As some of you may be aware, even on the western seaboard of the Atlantic, Theresa May is shortly to become Prime Minister of the United Kingdom, after Andrea Leadsom withdrew from the competition to become next leader of our Conservative Party.

Shortly before this happened, though, Michael Deacon, Parliamentary sketchwriter for the Telegraph, wrote this article, In a world of post-truth politics, Andrea Leadsom will make the perfect PM, which begins:

One day in summer 1999, the comedian Stewart Lee was riding through London in a taxi when the driver turned to him. “I think,” said the driver, “that all homosexuals should be killed.”

Somewhat taken aback by the abruptness of this announcement, Lee asked why. “Well,” said the driver. “Because homosexuality is immoral.”

Politely, Lee suggested that notions of morality are far from immutable. For example, he said, modern Western society derives many of its fundamental principles – in ethics, aesthetics, philosophy and more – from ancient Greece: a society in which love between two men was regarded as the purest love of all.

The driver, however, was unimpressed.

“Yes, well,” he huffed. “You can prove anything with facts, can’t you?”

* * * * * * * *

When Lee repeated this line in his stand-up shows, audiences laughed. Maybe they shouldn’t have. Like all great revolutionary thinkers, that taxi driver was simply ahead of his time. Because, if I had to pick a quote to sum up British politics in 2016, it would be that.

Deacon then goes on to attack Andrea Leadsom as if she were Donald Trump and Sarah Palin rolled into one.  (Does anyone remember ReBoot, and how Megabyte and his sister Hexadecimal were merged into Gigbyte?)   But more general issues are involved here, so I will not dwell on this particular incident in British history: especially, I am not going deeply into the ins and outs, or the shake-it-all-abouts, of homosexuality.
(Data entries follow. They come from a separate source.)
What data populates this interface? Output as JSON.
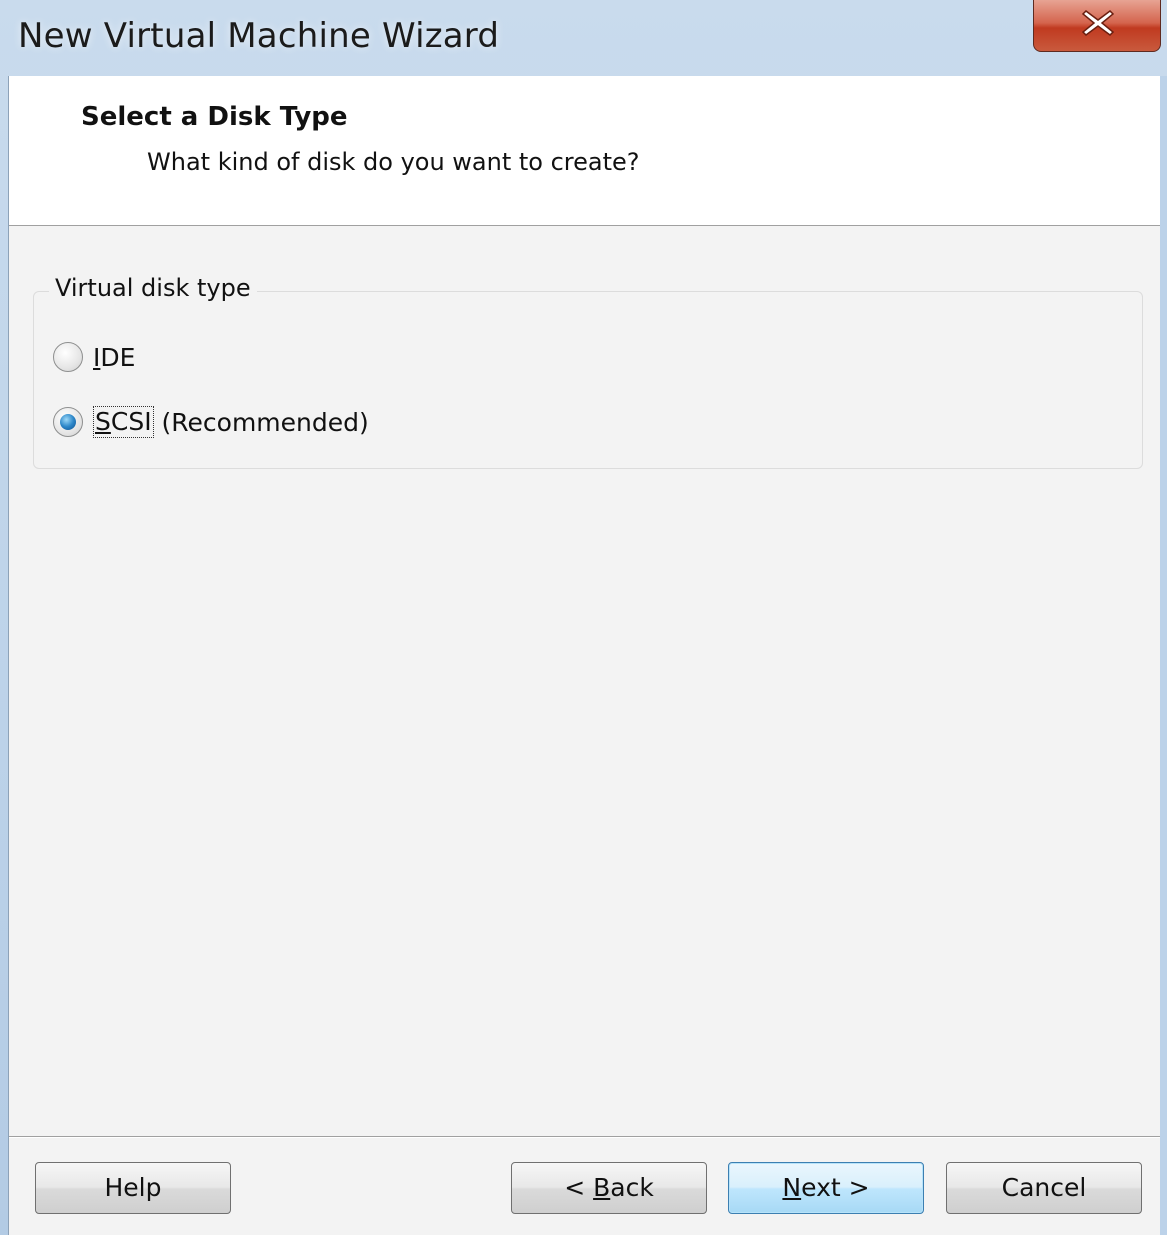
{
  "window": {
    "title": "New Virtual Machine Wizard",
    "close_icon": "close-icon"
  },
  "header": {
    "title": "Select a Disk Type",
    "subtitle": "What kind of disk do you want to create?"
  },
  "disk_type_group": {
    "label": "Virtual disk type",
    "options": [
      {
        "mnemonic": "I",
        "rest": "DE",
        "suffix": "",
        "selected": false
      },
      {
        "mnemonic": "S",
        "rest": "CSI",
        "suffix": " (Recommended)",
        "selected": true
      }
    ]
  },
  "buttons": {
    "help": "Help",
    "back_prefix": "< ",
    "back_mnemonic": "B",
    "back_rest": "ack",
    "next_mnemonic": "N",
    "next_rest": "ext >",
    "cancel": "Cancel"
  },
  "colors": {
    "selected_radio": "#2d87c9",
    "close_button": "#c03a20",
    "default_button_border": "#3c7fb1"
  }
}
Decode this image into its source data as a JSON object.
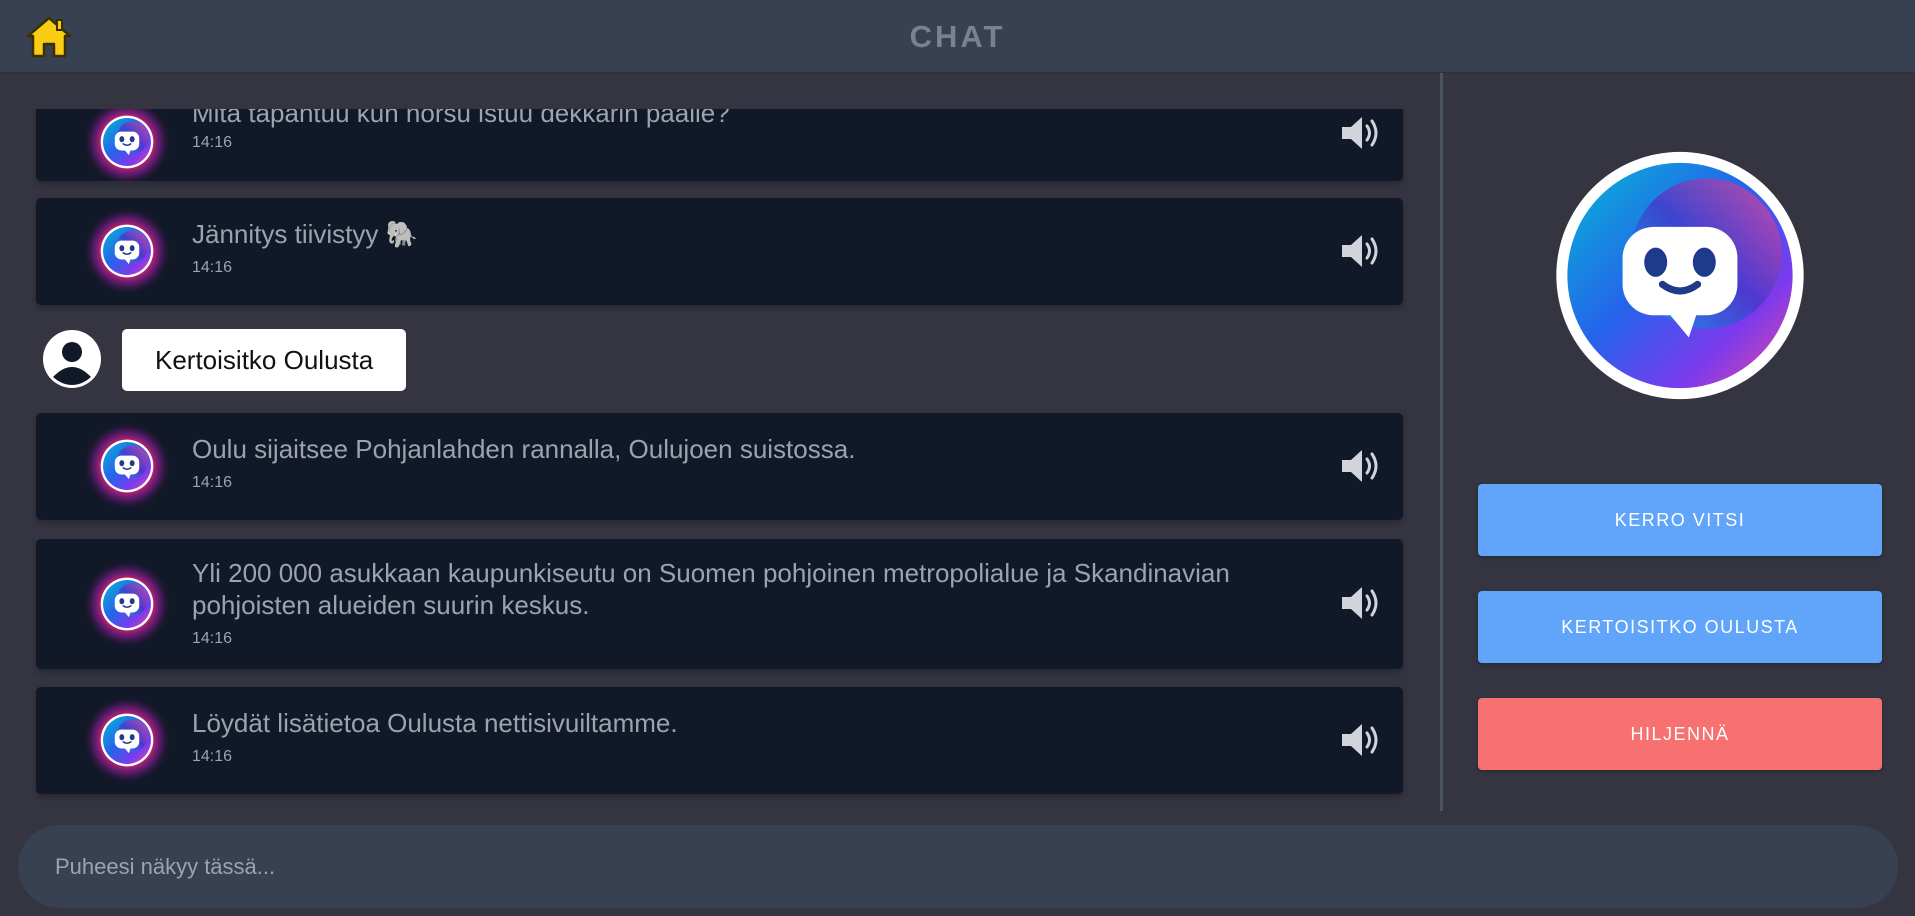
{
  "header": {
    "title": "CHAT",
    "home_icon": "home-icon",
    "home_color": "#facc15"
  },
  "messages": [
    {
      "sender": "bot",
      "text": "Mitä tapahtuu kun norsu istuu dekkarin päälle?",
      "time": "14:16"
    },
    {
      "sender": "bot",
      "text": "Jännitys tiivistyy 🐘",
      "time": "14:16"
    },
    {
      "sender": "user",
      "text": "Kertoisitko Oulusta"
    },
    {
      "sender": "bot",
      "text": "Oulu sijaitsee Pohjanlahden rannalla, Oulujoen suistossa.",
      "time": "14:16"
    },
    {
      "sender": "bot",
      "text": "Yli 200 000 asukkaan kaupunkiseutu on Suomen pohjoinen metropolialue ja Skandinavian pohjoisten alueiden suurin keskus.",
      "time": "14:16"
    },
    {
      "sender": "bot",
      "text": "Löydät lisätietoa Oulusta nettisivuiltamme.",
      "time": "14:16"
    }
  ],
  "sidebar": {
    "joke_button": "KERRO VITSI",
    "oulu_button": "KERTOISITKO OULUSTA",
    "mute_button": "HILJENNÄ"
  },
  "input": {
    "placeholder": "Puheesi näkyy tässä...",
    "value": ""
  },
  "colors": {
    "header_bg": "#374151",
    "page_bg": "#353541",
    "bot_bubble": "#111827",
    "user_bubble": "#ffffff",
    "blue_button": "#60a5fa",
    "red_button": "#f87171"
  }
}
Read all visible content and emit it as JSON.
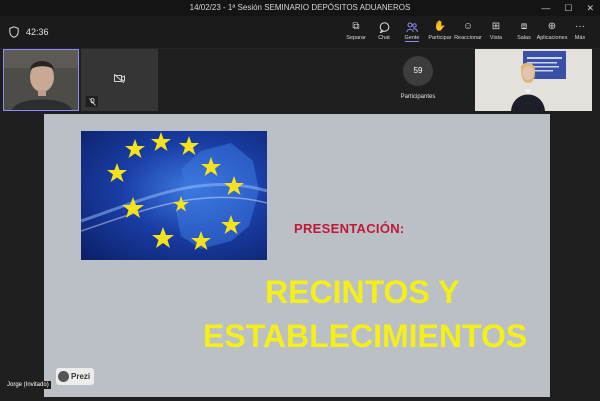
{
  "window": {
    "title": "14/02/23 - 1ª Sesión SEMINARIO DEPÓSITOS ADUANEROS"
  },
  "meeting": {
    "timer": "42:36"
  },
  "toolbar": {
    "items": [
      {
        "label": "Separar",
        "icon": "pop-out-icon"
      },
      {
        "label": "Chat",
        "icon": "chat-icon"
      },
      {
        "label": "Gente",
        "icon": "people-icon"
      },
      {
        "label": "Participar",
        "icon": "raise-hand-icon"
      },
      {
        "label": "Reaccionar",
        "icon": "smile-icon"
      },
      {
        "label": "Vista",
        "icon": "view-grid-icon"
      },
      {
        "label": "Salas",
        "icon": "rooms-icon"
      },
      {
        "label": "Aplicaciones",
        "icon": "apps-add-icon"
      },
      {
        "label": "Más",
        "icon": "more-icon"
      }
    ],
    "active": "Gente"
  },
  "participants": {
    "count": "59",
    "label": "Participantes"
  },
  "slide": {
    "presentation_label": "PRESENTACIÓN:",
    "title_line1": "RECINTOS Y",
    "title_line2": "ESTABLECIMIENTOS",
    "badge": "Prezi"
  },
  "speaker": {
    "name": "Jorge (Invitado)"
  },
  "colors": {
    "accent": "#8b8cf7",
    "slide_bg": "#bac0c6",
    "title": "#f4ef1a",
    "subtitle": "#c0173a"
  }
}
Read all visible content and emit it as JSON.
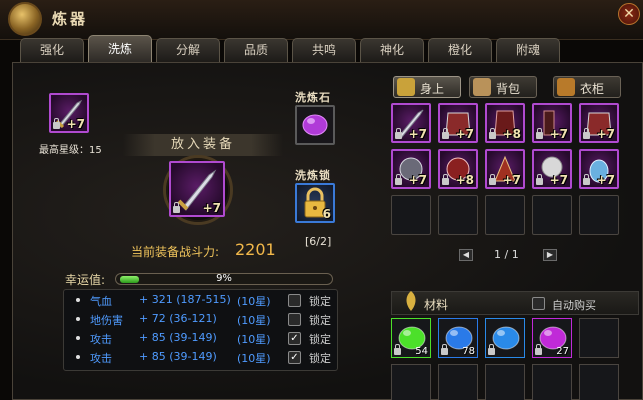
{
  "window": {
    "title": "炼器",
    "close_label": "✕"
  },
  "tabs": [
    {
      "label": "强化"
    },
    {
      "label": "洗炼"
    },
    {
      "label": "分解"
    },
    {
      "label": "品质"
    },
    {
      "label": "共鸣"
    },
    {
      "label": "神化"
    },
    {
      "label": "橙化"
    },
    {
      "label": "附魂"
    }
  ],
  "active_tab": "洗炼",
  "equip": {
    "top_item_level": "+7",
    "max_star_label": "最高星级：15",
    "put_in_label": "放入装备",
    "center_item_level": "+7",
    "power_label": "当前装备战斗力:",
    "power_value": "2201"
  },
  "stone": {
    "label": "洗炼石"
  },
  "lock_slot": {
    "label": "洗炼锁",
    "count": "6",
    "used": "[6/2]"
  },
  "luck": {
    "label": "幸运值:",
    "percent": 9,
    "percent_text": "9%"
  },
  "attributes": [
    {
      "name": "气血",
      "value": "+ 321 (187-515)",
      "star": "(10星)",
      "locked": false,
      "lock_label": "锁定"
    },
    {
      "name": "地伤害",
      "value": "+ 72 (36-121)",
      "star": "(10星)",
      "locked": false,
      "lock_label": "锁定"
    },
    {
      "name": "攻击",
      "value": "+ 85 (39-149)",
      "star": "(10星)",
      "locked": true,
      "lock_label": "锁定"
    },
    {
      "name": "攻击",
      "value": "+ 85 (39-149)",
      "star": "(10星)",
      "locked": true,
      "lock_label": "锁定"
    }
  ],
  "bag_tabs": [
    {
      "label": "身上",
      "icon": "armor-icon",
      "color": "#c9a23a"
    },
    {
      "label": "背包",
      "icon": "bag-icon",
      "color": "#b9925a"
    },
    {
      "label": "衣柜",
      "icon": "wardrobe-icon",
      "color": "#b87a2a"
    }
  ],
  "bag_items": [
    {
      "level": "+7",
      "kind": "sword"
    },
    {
      "level": "+7",
      "kind": "armor"
    },
    {
      "level": "+8",
      "kind": "gauntlet"
    },
    {
      "level": "+7",
      "kind": "boots"
    },
    {
      "level": "+7",
      "kind": "armor"
    },
    {
      "level": "+7",
      "kind": "helm"
    },
    {
      "level": "+8",
      "kind": "mask"
    },
    {
      "level": "+7",
      "kind": "claw"
    },
    {
      "level": "+7",
      "kind": "skull"
    },
    {
      "level": "+7",
      "kind": "pendant"
    }
  ],
  "pagination": {
    "text": "1 / 1",
    "prev": "◀",
    "next": "▶"
  },
  "materials": {
    "title": "材料",
    "auto_buy_label": "自动购买",
    "gems": [
      {
        "count": "54",
        "color": "#4ce02a"
      },
      {
        "count": "78",
        "color": "#2a7ae8"
      },
      {
        "count": "",
        "color": "#2a8ae8"
      },
      {
        "count": "27",
        "color": "#c02ad8"
      }
    ]
  }
}
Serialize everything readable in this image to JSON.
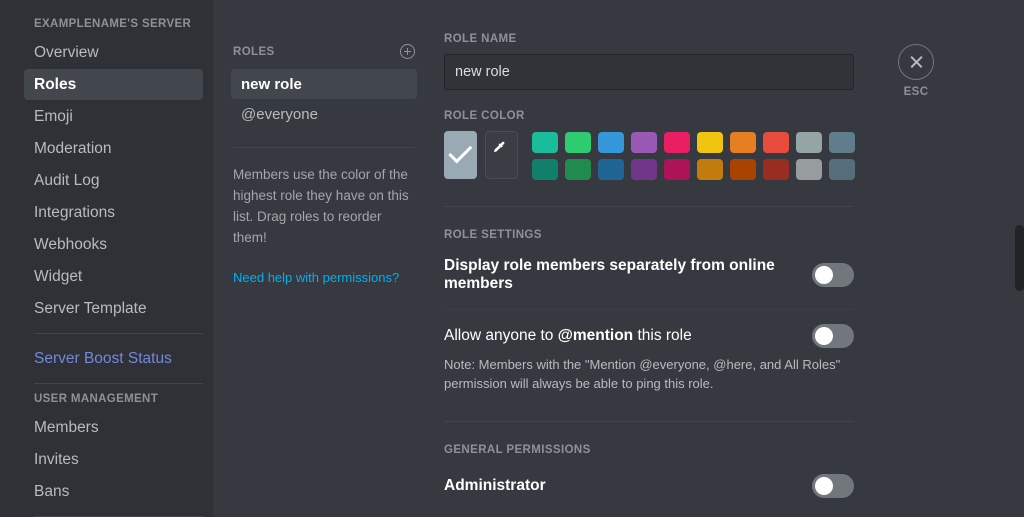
{
  "sidebar": {
    "server_header": "EXAMPLENAME'S SERVER",
    "items": [
      {
        "label": "Overview"
      },
      {
        "label": "Roles"
      },
      {
        "label": "Emoji"
      },
      {
        "label": "Moderation"
      },
      {
        "label": "Audit Log"
      },
      {
        "label": "Integrations"
      },
      {
        "label": "Webhooks"
      },
      {
        "label": "Widget"
      },
      {
        "label": "Server Template"
      }
    ],
    "boost_link": "Server Boost Status",
    "user_management_header": "USER MANAGEMENT",
    "user_items": [
      {
        "label": "Members"
      },
      {
        "label": "Invites"
      },
      {
        "label": "Bans"
      }
    ],
    "active_item": "Roles",
    "link_color": "#7289da"
  },
  "roles_panel": {
    "header": "ROLES",
    "add_icon": "plus-circle-icon",
    "roles": [
      {
        "label": "new role",
        "selected": true
      },
      {
        "label": "@everyone",
        "selected": false
      }
    ],
    "note": "Members use the color of the highest role they have on this list. Drag roles to reorder them!",
    "help_link": "Need help with permissions?",
    "help_link_color": "#00aff4"
  },
  "main": {
    "role_name_label": "ROLE NAME",
    "role_name_value": "new role",
    "role_name_placeholder": "new role",
    "role_color_label": "ROLE COLOR",
    "default_swatch": {
      "color": "#99aab5",
      "selected": true,
      "icon": "check-icon"
    },
    "custom_swatch": {
      "icon": "eyedropper-icon",
      "color": "#3a3d43"
    },
    "palette_row1": [
      "#1abc9c",
      "#2ecc71",
      "#3498db",
      "#9b59b6",
      "#e91e63",
      "#f1c40f",
      "#e67e22",
      "#e74c3c",
      "#95a5a6",
      "#607d8b"
    ],
    "palette_row2": [
      "#11806a",
      "#1f8b4c",
      "#206694",
      "#71368a",
      "#ad1457",
      "#c27c0e",
      "#a84300",
      "#992d22",
      "#979c9f",
      "#546e7a"
    ],
    "role_settings_label": "ROLE SETTINGS",
    "settings": [
      {
        "label": "Display role members separately from online members",
        "label_bold_part": "",
        "toggle": "off"
      }
    ],
    "mention_setting": {
      "label_prefix": "Allow anyone to ",
      "label_bold": "@mention",
      "label_suffix": " this role",
      "toggle": "off",
      "note": "Note: Members with the \"Mention @everyone, @here, and All Roles\" permission will always be able to ping this role."
    },
    "general_permissions_label": "GENERAL PERMISSIONS",
    "permissions": [
      {
        "label": "Administrator",
        "toggle": "off"
      }
    ]
  },
  "close": {
    "icon": "close-x-icon",
    "label": "ESC"
  }
}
But have we suddenly become a post-truth society?  We (on both sides of the Atlantic) may well be one, but this is hardly new.  In 1931, G.K.Chesterton, near the end of an essay On the Intellect of Yesterday, wrote:

One way of putting it is that this is a psychological age, which is the opposite of an intellectual age. It is not a question of persuading men, but of suggesting how they are persuaded. It is an age of Suggestion; that is, of appeal to the irrational part of man. Men [previously] discussed whether Free Trade was false or true; they [now] do not so much discuss whether Empire Free Trade is false or true, as whether it is booming or slumping; whether it is based on an understanding of Mass Psychology, or whether its opponents or supporters have what Americans call Personality.

Is Ancient Greece such a good example as the comedian Stewart Lee seems to think? A civilization may produce wonderful pottery and lousy poetry, though the Ancient Greeks seemed to have been pretty good at both.  But as the 2003 Iraq war loomed, we were treated to the sight of some exquisite gold jewellery from the ancient Assyrians — but they were a civilization who excelled in cruelty.  And the Greeks had a pretty low view of women, and regarded slavery as natural, which found its way into their philosophy.

So, what about persuading men?  Especially, why should one listen to a comedian in regard to the morality of anything?  The entertainment profession is well known for being the prime target of tabloid (newspaper) scandal.  Our own BBC, in my opinion, scores a succession of own goals by sending comedians as reporters over to places where gay folks are severely persecuted and even put to death.

There has recently appeared on our televisions an advertisement which perhaps gets nearer to the truth about Ancient Greek art than any amount of more serious criticism.  But first, Chesterton’s concluding remark about our modern way of approaching issues:

It is all great fun, and there is doubtless a truth in it, as in other things. But, whatever else it is, it is not a mark of stronger mentality, and any old Scotch Calvinist farmer, who could follow his ministers desolate and appalling sermon to Seventeenthly and Lastly, had an immeasurably better brain.